FORWARD OPERATING BASE LOYALTY, Iraq — A battalion-sized element of soldiers from the 82nd Airborne Division arrived here by helicopter over the past week, nearly doubling the base population.
The soldiers — from the 1st Battalion, 504th Parachute Infantry Regiment out of Fort Bragg, N.C. — are part of the increase of 21,500 U.S. troops ordered by President Bush in early January. The extra troops, whose tour is open-ended, are to help Iraqi forces quell violence in their country, particularly in Baghdad.
Roughly half of the battalion will stay at FOB Loyalty, while the others will move to FOB Rustamiyah, a much larger U.S. outpost about four miles down the road, said Maj. Sean Ryan, a spokesman for the 2nd Infantry Division’s 2nd Brigade Combat Team.
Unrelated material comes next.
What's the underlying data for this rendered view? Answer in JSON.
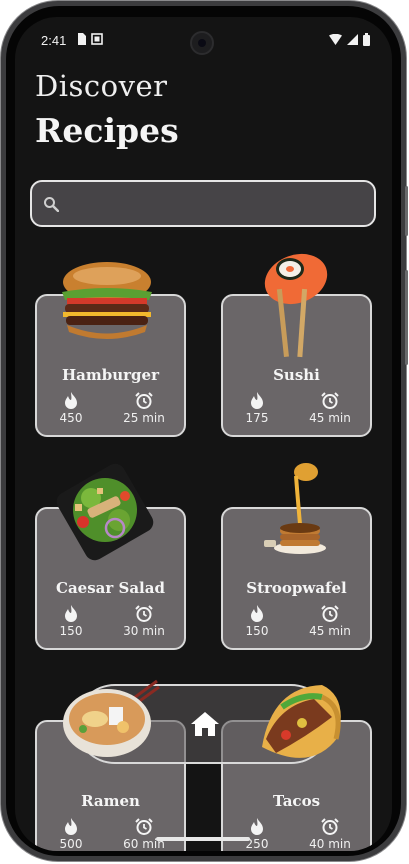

The 2nd BCT is in charge of the East Baghdad area, including the two bases.
For security reasons, Ryan would not discuss precise numbers of U.S. troops at either base.
The 82nd Airborne soldiers came to FOB Loyalty in waves, beginning with the usual small advance elements earlier in January, followed by the entire command group about 10 days ago. The first significant number of troops arrived mid-week, pouring out of enormous Chinook transport helicopters.
Despite the relatively short notice, 2nd Brigade Combat Team officials were determined to have the base ready to welcome the 82nd Airborne.
“They’re part of the team now,” Ryan said.
Given “at least a month’s preparation time,” the 2nd BCT ordered more food and supplies, expanded the motor pools and had new quarters built. Many of the buildings on the base had been reinforced to withstand bombs, rockets and other explosives thanks to the previous tenants, Saddam Hussein’s Mukhabaret, or secret service.
As the rank-and-file 82nd troops began to arrive at FOB Loyalty, the pace of the usually placid base began to slowly pick up. By Saturday, when the full complement of 82nd troops had arrived, the base facilities were buzzing with young soldiers.
Lines formed in places where they had rarely existed in the past, such as the barber shop and the laundry, where return times — until now a 24-hour service — have stretched to 48 hours to accommodate the extra dirty uniforms and socks flooding in.
At the dining hall, meal hours have been extended, and servers are busy packing refrigerators with extra juice boxes and cans of Rip It energy drink.
“It’s not perfect, but I think we’re integrating them as best we can,” Ryan said.
At Rustamiyah, the impact of the incoming troops is not as dramatic, because that base is almost three times larger than Loyalty, Ryan said. Rustamiyah also had a place for the incoming troops to set up because the 1st Battalion, 26th Infantry Regiment, from Schweinfurt, Germany, had relocated to Taji about a month ago.
“The 82nd just fell logistically into those buildings,” Ryan said
Some soldiers have grumbled about standing in line and waiting for Internet time, but having the 82nd here at Loyalty has some distinct advantages.
One of those, Ryan said, is that with the 82nd now here, the base finally has enough troops to qualify to host an Army and Air Force Exchange Service store to replace the bare-shelved, soldier-run sundries shop that is the only facility available right now.
He could not say when the AAFES store would open, saying “it’s an ongoing process,” but guessed “weeks, rather than months” as a rough time frame.
Meanwhile with extra troops to accommodate, commanders are working to get additional Morale, Welfare and Recreation upgrades to the FOB, “like new pool tables,” Ryan said.
Sgt. Johnathan Hamilton, 22, a forward observer for the 504th’s Company B, took some time off Saturday to play the video game “Far Cry” in the MWR center.
As for FOB Loyalty overall, Hamilton, who deployed to Bosnia in 2004, said, “I’ve heard about some of the other places [in Iraq], and as far as I can tell, this seems like one of the better places to be.”